**PROBLEM STATEMENT:** Scan the listing below for lines with the word "kind". Report how many there are, as a number alone.
DATA SECTION: Begin
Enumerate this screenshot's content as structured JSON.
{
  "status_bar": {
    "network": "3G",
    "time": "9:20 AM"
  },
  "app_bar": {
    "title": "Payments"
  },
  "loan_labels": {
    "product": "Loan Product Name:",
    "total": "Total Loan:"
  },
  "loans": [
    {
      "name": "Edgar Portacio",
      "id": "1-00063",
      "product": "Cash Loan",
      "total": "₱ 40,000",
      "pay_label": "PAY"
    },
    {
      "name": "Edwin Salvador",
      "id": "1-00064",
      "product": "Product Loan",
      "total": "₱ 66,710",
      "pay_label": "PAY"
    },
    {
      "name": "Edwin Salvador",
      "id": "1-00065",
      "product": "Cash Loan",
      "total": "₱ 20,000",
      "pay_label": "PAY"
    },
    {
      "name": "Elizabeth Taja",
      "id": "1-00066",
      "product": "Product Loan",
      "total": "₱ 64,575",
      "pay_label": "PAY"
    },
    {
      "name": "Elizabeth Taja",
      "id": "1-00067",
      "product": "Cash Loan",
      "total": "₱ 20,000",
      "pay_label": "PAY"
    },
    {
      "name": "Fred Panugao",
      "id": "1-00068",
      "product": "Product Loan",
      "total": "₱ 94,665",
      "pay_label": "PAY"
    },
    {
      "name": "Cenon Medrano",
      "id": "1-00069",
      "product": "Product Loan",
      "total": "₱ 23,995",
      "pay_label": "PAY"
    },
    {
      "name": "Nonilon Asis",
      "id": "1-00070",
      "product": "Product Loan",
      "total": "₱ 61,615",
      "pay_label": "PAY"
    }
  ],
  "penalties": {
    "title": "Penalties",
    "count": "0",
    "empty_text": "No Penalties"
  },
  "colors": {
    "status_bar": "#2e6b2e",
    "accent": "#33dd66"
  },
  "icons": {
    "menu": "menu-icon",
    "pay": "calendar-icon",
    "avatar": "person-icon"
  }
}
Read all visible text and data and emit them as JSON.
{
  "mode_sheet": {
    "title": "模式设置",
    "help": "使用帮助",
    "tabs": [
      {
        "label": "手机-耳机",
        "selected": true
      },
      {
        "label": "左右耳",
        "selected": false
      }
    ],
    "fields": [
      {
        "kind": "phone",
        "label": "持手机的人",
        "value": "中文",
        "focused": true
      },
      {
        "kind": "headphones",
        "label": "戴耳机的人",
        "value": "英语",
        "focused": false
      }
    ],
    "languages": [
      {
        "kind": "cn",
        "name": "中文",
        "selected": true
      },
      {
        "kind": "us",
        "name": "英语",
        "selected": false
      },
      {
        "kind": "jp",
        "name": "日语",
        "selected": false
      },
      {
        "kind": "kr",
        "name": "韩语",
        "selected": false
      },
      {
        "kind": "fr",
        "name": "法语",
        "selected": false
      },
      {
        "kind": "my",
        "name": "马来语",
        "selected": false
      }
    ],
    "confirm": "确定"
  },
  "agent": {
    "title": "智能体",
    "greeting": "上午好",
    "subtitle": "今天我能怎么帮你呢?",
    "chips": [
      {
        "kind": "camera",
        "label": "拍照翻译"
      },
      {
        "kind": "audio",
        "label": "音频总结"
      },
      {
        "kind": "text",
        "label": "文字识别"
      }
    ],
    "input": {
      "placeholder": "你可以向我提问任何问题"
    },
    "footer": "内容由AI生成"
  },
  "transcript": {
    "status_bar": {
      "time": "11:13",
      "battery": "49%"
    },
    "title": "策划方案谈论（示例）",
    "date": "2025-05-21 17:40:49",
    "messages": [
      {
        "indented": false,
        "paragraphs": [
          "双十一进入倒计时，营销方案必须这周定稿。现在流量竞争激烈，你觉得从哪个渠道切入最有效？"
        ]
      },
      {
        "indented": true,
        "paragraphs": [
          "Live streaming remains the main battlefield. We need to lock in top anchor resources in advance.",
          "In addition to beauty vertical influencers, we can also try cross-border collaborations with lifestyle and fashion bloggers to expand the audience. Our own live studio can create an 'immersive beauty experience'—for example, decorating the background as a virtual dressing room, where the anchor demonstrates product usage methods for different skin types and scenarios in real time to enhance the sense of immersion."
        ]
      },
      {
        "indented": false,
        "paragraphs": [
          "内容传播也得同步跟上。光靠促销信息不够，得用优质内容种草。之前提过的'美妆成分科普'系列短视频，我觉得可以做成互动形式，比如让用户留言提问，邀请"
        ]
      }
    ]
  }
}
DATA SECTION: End
**EXERCISE RESPONSE:** 11